New blood tests help treat cancer patients

02 September 2019
Simple new blood tests discovered by researchers at the University of Cambridge and Addenbrooke’s Hospital help diagnose and treat certain types of cancer, research has found.

Writing today in the journal Nature Reviews Urology, the authors highlight areas where measuring levels of genetic code (called nucleic acids) in the bloodstream will help doctors work out the best treatment to give patients affected by germ cell tumours.

Germ cell tumours are a type of cancer that arise in egg- or sperm-forming cells, most commonly in the testis or ovary, but also at other sites in the body including the abdomen, chest and brain. They typically affect 2,500 people in the UK alone each year, usually in adolescents and young adults.

Measuring circulating levels of nucleic acids is an important new approach to cancer diagnosis and monitoring.

One group of molecules showing exciting potential as cancer biomarkers are short pieces of genetic code called ‘microRNAs’. The University researchers were the first to identify a specific microRNA ‘signature’ in the bloodstream of patients with germ cell tumours, back in 2011.

These microRNA levels were high at the time of diagnosis, fell with successful treatment and remained low in follow-up. The researchers then showed that levels rose with relapse and went back down with chemotherapy.

The Cambridge team’s findings have since been repeated by many other groups of researchers, in more than 2,500 patients world-wide. These additional studies confirmed that microRNA levels are more accurate than the blood-based markers currently in clinical use.

“This work highlights how we can use the new microRNA test to improve treatment for patients with germ cell tumours, and ultimately improve patient outcomes” said lead author Dr Matthew Murray, Honorary Consultant Paediatric Oncologist at Addenbrooke’s Hospital and a member of the CRUK Cambridge Centre Paediatric Programme.

Dr Murray continued: “For example, the test could prevent patients needing repeated CT imaging scans, which give a burden of radiation that increases the risk of second cancers. Early work has shown that the microRNA test would be highly acceptable to patients.”
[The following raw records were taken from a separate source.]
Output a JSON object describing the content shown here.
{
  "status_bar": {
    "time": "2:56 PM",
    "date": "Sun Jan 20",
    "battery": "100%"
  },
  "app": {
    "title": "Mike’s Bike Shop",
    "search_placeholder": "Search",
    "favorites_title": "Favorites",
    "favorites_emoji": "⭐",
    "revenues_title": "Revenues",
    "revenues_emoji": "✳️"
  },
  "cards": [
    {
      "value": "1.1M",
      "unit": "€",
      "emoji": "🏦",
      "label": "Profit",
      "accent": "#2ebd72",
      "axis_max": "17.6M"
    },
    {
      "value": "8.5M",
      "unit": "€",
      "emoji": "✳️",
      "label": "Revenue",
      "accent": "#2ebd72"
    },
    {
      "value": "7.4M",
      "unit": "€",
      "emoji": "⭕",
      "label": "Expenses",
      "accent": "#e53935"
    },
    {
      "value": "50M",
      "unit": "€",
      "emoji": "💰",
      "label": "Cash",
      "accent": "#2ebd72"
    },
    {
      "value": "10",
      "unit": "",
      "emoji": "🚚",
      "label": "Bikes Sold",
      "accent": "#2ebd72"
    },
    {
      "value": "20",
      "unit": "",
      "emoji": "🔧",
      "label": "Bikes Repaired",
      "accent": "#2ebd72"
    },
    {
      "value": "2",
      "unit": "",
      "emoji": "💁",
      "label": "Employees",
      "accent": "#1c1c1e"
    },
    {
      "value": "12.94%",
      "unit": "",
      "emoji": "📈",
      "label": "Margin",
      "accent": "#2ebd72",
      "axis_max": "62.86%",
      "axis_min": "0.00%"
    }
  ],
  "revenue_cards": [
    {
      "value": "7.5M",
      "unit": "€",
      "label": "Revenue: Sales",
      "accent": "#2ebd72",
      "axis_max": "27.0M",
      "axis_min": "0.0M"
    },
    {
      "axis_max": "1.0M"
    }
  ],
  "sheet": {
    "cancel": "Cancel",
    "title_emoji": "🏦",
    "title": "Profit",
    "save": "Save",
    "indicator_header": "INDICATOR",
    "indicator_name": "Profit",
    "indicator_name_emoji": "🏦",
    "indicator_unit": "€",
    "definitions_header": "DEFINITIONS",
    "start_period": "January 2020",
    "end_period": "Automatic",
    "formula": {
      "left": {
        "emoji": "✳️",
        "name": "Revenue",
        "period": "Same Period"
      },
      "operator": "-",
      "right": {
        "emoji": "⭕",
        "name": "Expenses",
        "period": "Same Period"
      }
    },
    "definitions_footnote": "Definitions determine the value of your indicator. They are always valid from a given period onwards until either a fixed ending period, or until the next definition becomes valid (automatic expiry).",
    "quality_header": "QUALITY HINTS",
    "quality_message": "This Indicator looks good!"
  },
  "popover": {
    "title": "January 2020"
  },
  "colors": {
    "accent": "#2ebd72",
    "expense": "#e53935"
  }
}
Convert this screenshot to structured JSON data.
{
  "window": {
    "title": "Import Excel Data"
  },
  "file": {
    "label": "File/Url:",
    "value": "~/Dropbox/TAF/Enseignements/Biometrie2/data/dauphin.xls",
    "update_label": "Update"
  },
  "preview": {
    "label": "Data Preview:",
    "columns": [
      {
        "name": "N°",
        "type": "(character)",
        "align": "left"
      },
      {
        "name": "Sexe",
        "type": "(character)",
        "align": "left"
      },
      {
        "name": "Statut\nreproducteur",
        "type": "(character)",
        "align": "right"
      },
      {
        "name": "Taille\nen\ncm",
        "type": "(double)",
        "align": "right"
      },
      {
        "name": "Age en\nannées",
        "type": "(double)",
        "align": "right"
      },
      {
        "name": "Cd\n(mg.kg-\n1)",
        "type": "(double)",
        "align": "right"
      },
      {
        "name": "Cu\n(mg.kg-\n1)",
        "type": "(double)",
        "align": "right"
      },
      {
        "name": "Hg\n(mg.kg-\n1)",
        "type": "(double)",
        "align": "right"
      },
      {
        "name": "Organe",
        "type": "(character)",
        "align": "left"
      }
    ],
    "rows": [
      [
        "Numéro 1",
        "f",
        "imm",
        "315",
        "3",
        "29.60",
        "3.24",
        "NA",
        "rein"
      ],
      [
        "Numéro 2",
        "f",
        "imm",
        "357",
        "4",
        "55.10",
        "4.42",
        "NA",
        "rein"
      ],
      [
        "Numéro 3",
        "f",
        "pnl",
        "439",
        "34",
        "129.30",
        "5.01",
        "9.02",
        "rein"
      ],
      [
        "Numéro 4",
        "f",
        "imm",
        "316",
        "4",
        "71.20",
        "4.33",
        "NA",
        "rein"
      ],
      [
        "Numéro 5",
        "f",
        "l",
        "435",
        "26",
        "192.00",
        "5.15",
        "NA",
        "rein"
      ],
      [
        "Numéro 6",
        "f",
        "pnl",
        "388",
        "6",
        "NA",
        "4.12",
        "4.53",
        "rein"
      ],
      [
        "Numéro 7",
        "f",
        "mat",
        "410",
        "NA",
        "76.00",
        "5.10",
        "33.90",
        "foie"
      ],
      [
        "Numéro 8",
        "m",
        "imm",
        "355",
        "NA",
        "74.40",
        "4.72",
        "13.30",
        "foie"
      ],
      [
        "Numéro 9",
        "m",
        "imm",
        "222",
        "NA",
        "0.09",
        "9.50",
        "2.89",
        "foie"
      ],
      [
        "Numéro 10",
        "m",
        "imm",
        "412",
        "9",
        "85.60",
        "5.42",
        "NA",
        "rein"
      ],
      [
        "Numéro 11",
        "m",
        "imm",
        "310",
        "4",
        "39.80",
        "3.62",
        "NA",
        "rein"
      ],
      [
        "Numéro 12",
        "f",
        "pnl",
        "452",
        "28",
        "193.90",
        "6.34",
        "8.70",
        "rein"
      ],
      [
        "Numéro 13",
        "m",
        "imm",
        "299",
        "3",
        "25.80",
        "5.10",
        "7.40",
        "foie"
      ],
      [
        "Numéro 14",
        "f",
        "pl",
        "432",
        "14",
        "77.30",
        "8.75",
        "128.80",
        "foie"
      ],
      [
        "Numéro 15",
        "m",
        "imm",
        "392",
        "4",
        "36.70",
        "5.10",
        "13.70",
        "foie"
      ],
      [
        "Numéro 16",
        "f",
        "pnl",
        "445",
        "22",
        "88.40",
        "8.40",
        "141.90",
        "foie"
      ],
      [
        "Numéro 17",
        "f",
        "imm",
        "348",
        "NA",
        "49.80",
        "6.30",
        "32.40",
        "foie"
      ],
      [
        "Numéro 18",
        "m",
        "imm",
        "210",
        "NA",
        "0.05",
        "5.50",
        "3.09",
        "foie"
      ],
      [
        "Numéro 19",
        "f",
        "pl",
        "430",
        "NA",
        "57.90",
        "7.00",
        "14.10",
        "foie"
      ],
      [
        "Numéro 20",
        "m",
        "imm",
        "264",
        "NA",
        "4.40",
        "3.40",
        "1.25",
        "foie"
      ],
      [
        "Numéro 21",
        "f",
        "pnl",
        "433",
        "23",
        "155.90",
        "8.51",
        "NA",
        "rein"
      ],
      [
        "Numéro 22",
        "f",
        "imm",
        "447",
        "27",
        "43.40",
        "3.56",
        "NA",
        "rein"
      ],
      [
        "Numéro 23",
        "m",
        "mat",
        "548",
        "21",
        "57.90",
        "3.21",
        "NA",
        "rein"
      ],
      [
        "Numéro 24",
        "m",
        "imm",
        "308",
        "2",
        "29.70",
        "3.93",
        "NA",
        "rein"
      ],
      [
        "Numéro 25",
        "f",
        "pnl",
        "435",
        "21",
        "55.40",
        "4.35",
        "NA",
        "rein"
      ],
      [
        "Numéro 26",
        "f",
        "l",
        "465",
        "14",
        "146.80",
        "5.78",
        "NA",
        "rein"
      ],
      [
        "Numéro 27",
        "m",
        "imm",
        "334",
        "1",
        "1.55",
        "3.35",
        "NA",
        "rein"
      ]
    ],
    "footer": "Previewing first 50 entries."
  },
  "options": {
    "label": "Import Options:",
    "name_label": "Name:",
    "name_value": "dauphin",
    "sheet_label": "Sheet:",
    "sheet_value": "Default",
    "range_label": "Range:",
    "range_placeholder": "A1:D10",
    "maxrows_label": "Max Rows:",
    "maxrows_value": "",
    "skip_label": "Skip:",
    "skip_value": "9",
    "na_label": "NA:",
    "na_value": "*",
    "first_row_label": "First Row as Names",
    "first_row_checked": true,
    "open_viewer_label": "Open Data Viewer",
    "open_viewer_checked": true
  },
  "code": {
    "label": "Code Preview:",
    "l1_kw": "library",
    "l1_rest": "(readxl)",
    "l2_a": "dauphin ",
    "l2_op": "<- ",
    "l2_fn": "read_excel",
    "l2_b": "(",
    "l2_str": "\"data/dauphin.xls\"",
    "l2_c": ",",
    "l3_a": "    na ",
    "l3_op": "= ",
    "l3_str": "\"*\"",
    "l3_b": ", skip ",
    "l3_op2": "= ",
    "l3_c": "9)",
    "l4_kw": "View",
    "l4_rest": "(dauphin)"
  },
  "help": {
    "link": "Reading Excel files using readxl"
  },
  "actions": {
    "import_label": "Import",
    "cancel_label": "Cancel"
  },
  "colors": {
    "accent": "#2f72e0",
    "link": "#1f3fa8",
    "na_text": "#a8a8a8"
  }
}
“While still a research test at present, we expect that the microRNA test will become embedded in routine clinical practice in the next few years” added senior author Professor Nicholas Coleman, from Addenbrooke’s Hospital and the Department of Pathology, University of Cambridge. “An important additional benefit of the microRNA test is that it will offer major cost savings to healthcare systems, especially if it replaces CT scans for patient follow-up”.